19 S. Hoyle and M. W. Grutzeck, Effects of Phase Composition on the Cesium Leachability of Cement-Based Waste Forms; pp. 49196 in Waste Management 86, Proceedings of a Symposium on Waste Isolation, Technical Programs and Public Education, Vol. 3. Edited by R. G. Post and M. E. Wacks. Arizona Board of Regents, Tucson, AZ, 1986. 20 S. Bozich, Synthesis of Zeolites by Activation of Calcium Aluminosilicate Glasses; B.S. Thesis. Ceramic Science and Engineering, Pennsylvania State University, University Park, PA, 1990. 21 C. M. Jantzen, Formation of Zeolite During Caustic Dissolution of Fiberglass: Implications for Studies of the Kaolinite-to-Mullite Transformation, J. Am. Ceram.
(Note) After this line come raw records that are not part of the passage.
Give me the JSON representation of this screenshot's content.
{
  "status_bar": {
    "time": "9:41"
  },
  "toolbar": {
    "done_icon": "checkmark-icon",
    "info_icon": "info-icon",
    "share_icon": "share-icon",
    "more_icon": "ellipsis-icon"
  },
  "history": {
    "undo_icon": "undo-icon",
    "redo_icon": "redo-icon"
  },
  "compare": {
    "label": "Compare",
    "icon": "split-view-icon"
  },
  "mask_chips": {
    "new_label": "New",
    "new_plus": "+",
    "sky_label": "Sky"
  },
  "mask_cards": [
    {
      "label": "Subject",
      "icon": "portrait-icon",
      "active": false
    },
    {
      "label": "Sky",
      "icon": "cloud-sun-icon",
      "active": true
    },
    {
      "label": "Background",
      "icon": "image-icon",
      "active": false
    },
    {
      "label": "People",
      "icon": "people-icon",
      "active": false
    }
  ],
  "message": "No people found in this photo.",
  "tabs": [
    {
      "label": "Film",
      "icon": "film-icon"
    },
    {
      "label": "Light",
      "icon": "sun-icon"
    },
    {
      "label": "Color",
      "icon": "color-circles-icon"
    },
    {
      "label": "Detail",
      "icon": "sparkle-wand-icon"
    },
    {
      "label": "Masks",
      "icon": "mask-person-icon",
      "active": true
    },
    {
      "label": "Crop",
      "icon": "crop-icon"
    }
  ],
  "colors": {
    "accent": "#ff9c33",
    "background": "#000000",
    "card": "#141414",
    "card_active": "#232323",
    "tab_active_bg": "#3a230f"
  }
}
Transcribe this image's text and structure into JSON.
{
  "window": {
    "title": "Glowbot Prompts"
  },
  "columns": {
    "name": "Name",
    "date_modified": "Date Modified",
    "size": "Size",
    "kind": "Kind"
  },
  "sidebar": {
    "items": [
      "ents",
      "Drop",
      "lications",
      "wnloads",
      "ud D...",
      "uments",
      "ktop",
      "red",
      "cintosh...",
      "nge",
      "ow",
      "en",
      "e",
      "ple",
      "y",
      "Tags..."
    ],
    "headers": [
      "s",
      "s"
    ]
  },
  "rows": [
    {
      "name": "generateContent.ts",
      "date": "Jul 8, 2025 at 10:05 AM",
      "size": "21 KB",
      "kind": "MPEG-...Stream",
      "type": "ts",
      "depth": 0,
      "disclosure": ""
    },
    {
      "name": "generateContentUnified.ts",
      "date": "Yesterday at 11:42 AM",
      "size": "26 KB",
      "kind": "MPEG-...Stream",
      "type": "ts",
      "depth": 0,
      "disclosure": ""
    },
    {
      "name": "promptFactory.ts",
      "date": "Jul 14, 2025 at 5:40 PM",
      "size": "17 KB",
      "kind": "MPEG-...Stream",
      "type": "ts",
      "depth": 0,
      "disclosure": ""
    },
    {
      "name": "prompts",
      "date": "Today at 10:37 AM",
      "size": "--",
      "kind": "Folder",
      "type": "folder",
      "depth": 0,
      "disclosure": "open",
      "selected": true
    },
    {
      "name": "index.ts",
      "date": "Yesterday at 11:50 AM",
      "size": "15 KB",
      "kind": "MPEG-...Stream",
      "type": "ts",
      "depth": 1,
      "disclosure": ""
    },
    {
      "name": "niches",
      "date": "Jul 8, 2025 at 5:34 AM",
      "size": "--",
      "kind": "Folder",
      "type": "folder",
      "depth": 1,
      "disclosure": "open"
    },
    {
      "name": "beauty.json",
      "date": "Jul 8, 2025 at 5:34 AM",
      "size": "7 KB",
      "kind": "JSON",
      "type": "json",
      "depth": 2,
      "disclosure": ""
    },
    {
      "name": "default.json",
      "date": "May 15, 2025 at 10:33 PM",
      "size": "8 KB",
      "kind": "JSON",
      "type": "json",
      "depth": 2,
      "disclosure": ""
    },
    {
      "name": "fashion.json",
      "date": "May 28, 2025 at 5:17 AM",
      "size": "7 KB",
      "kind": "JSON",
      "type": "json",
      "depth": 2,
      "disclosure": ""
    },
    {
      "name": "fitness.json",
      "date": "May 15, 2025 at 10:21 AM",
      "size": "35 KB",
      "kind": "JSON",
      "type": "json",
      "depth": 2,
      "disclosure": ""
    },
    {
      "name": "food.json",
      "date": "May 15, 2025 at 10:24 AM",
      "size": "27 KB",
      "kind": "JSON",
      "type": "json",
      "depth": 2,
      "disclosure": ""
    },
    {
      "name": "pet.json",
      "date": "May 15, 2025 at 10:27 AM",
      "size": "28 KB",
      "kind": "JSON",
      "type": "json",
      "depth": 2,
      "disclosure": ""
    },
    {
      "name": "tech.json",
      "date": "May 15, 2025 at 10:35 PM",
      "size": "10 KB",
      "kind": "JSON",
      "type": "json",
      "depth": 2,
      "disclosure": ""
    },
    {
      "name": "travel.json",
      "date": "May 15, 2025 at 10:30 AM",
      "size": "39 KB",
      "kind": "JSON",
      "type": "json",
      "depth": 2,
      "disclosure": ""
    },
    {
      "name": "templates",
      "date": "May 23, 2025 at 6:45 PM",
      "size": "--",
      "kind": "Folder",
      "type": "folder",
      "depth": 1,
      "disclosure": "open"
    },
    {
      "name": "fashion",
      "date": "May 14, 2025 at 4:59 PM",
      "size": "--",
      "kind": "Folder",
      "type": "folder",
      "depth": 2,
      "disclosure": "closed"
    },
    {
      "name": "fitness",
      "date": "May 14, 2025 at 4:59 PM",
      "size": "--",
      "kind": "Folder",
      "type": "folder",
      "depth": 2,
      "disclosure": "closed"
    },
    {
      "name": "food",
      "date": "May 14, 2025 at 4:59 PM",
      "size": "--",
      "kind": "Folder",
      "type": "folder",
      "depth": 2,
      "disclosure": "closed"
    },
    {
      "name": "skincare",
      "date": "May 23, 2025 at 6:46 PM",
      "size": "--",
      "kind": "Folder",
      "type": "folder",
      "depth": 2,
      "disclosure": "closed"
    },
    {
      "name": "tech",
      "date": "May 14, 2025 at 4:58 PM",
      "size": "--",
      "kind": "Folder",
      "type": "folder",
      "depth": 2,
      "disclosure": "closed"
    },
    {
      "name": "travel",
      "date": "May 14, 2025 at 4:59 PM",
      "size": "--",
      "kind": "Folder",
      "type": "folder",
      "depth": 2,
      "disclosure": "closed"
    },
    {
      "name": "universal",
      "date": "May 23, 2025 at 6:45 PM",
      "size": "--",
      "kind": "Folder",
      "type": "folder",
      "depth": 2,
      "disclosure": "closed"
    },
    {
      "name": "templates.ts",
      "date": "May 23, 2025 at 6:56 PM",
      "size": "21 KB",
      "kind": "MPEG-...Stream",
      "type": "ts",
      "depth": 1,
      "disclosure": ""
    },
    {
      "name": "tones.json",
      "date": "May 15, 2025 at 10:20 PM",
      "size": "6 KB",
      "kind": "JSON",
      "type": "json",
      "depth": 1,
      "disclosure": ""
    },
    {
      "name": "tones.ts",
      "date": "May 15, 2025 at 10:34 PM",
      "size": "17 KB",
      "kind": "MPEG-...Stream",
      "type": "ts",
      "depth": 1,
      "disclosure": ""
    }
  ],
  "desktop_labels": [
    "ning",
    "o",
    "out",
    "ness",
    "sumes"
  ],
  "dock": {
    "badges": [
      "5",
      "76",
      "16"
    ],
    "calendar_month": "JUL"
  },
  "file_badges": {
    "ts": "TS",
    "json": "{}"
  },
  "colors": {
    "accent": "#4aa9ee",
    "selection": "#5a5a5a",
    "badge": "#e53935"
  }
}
Soc., 73, 370811 (1990). 22 N. Shigemoto, K. Shirakami, S. Hirano, and H. Hayashi, Preparation and Characterization of Zeolites from Coal Ash, Nippon Kagaku Kaishi, 48492 (1992). 23 N. Shigemoto, H. Hayashi, and K. Miyaura, Selective Formation of NaX Zeolite from Coal Fly Ash by Fusion with Sodium Hydroxide Prior to Hydrothermal Reaction, J. Mater. Sci., 28, 478186 (1993). 24 N. Shigemoto, S. Sugiyama, H. Hayashi, and K. Miyaura, Characterization of NaX, NaA, and Coal Fly Ash Zeolites and Their Amorphous Precursors by IR, MAS NMR and XPS, J. Mater. Sci., 30, 577783 (1995). 25 C.-F. Lin and H.-C. Hsi, Resource Recovery of Waste Fly Ash: Synthesis of Zeolite-like Materials, Environ. Sci. Technol., 29, 110917 (1995). 26 Y. Suyama, K. Katayama, and M. Meguro, NH4+-Adsorption Characteristics of Zeolites Synthesized from Fly Ash, Nippon Kagaku Kaishi, [2] 136 40 (1996). 27 C. Amrhein, G. H. Haghnia, T. S. Kim, P. A. Mosher, R. C. Gagajena, T. Amanios, and L. de La Torre, Synthesis and Properties of Zeolites from Coal Fly Ash, Environ. Sci. Technol., 30, 735 (1996). 28 K. C. Quillin, S. L. Duerden, and A. J. Majumdar, Formation of Zeolites in OPC-PFA Mixes, Cem. Concr. Res., 23, 99192 (1993). 29 M. Atkins, F. P. Glasser, and J. J. Jack, Zeolite P in Cements: Its Potential for Immobilizing Toxic and Radioactive Waste Species, Waste Manage., 151, 12735, (1995). 30 A. R. Brough, A. Katz, T. Bakharev, G.-K. Sun, R. J. Kirkpatrick, L. J. Struble, J. F. Young, Microstructural Aspects of Zeolite Formation in Alkali Activated Cements Containing High Levels of Fly Ash, Mater. Res. Soc. Symp. Proc., 370, 199208 (1995). 31 C. M. Jantzen, Vitrification of M-area Mixed (Hazardous and Radioactive) F006 Wastes: I. Sludge and Supernate Characterization, Report No. WSRC-TR-94-0234, Westinghouse Savannah River Co., Aiken, SC, 1997.